“You want to [also] take into consideration the freeze-thaw process when selecting your materials because it will affect the durability and longevity of the material,” Flynn says. “If you’ve got a porous material, it may not be the best exterior material because it gets wet, it freezes, [and] it can only handle that for so long, which limits the longevity of the product.”
Gutters, an important consideration in snow-prone climates, are also important for fortifying homes in the rainy climates of certain markets in Washington and Oregon. Templeton recommends increased gutter sizing, downspout sizing, and rain drain pipe sizing to mitigate any moisture-related issues from heavy rainfall.
“Heavy rain equals an increased volume of water that needs to be managed,” Templeton says. “You’ll want to think about stormwater management for the water coming from your roof and your whole lot.”
Beyond the materials and construction process, builders should account for longer timelines when building in cold climates. Flynn says it is common to budget two to three weeks of additional time to ensure that processes, such as completing the exterior envelope and tenting areas, are not rushed and that homes are positioned to best perform against the harsher elements of a climate. Templeton says capturing best practices in writing can ensure mistakes are avoided, especially when timelines are tight in cold climates.
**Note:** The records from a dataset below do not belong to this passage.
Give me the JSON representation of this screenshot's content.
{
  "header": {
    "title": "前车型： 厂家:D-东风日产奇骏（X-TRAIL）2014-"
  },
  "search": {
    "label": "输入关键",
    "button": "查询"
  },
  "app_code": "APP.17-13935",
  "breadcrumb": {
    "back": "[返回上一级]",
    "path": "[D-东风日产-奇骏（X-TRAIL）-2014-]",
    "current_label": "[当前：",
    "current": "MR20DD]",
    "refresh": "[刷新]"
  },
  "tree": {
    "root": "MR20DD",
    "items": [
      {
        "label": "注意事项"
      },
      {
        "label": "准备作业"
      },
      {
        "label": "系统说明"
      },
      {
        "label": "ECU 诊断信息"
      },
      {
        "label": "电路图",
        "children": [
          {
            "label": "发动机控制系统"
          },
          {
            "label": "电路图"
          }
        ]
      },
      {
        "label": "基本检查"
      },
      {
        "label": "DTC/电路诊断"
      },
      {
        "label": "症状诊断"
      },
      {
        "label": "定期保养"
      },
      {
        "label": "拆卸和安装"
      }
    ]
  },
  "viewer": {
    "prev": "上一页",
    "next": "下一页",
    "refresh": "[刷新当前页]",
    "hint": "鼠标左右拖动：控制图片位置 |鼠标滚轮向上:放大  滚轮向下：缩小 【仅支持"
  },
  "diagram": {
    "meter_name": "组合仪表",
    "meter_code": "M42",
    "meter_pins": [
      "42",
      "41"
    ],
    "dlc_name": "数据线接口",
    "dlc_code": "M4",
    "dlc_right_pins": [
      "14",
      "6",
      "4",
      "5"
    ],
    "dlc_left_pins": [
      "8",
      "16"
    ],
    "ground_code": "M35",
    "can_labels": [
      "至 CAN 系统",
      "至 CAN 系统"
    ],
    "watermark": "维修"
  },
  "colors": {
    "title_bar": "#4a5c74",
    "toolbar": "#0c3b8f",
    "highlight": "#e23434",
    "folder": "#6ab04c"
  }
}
“It seems obvious, but if something needs to be installed exactly to manufacture recommendations, we state that. If we need specific materials used in certain situations, such as special concrete for freezing temperatures, we build it in,” Templeton says. “With cold climates, you’ll want to account for your contingency costs and make them part of the budget.”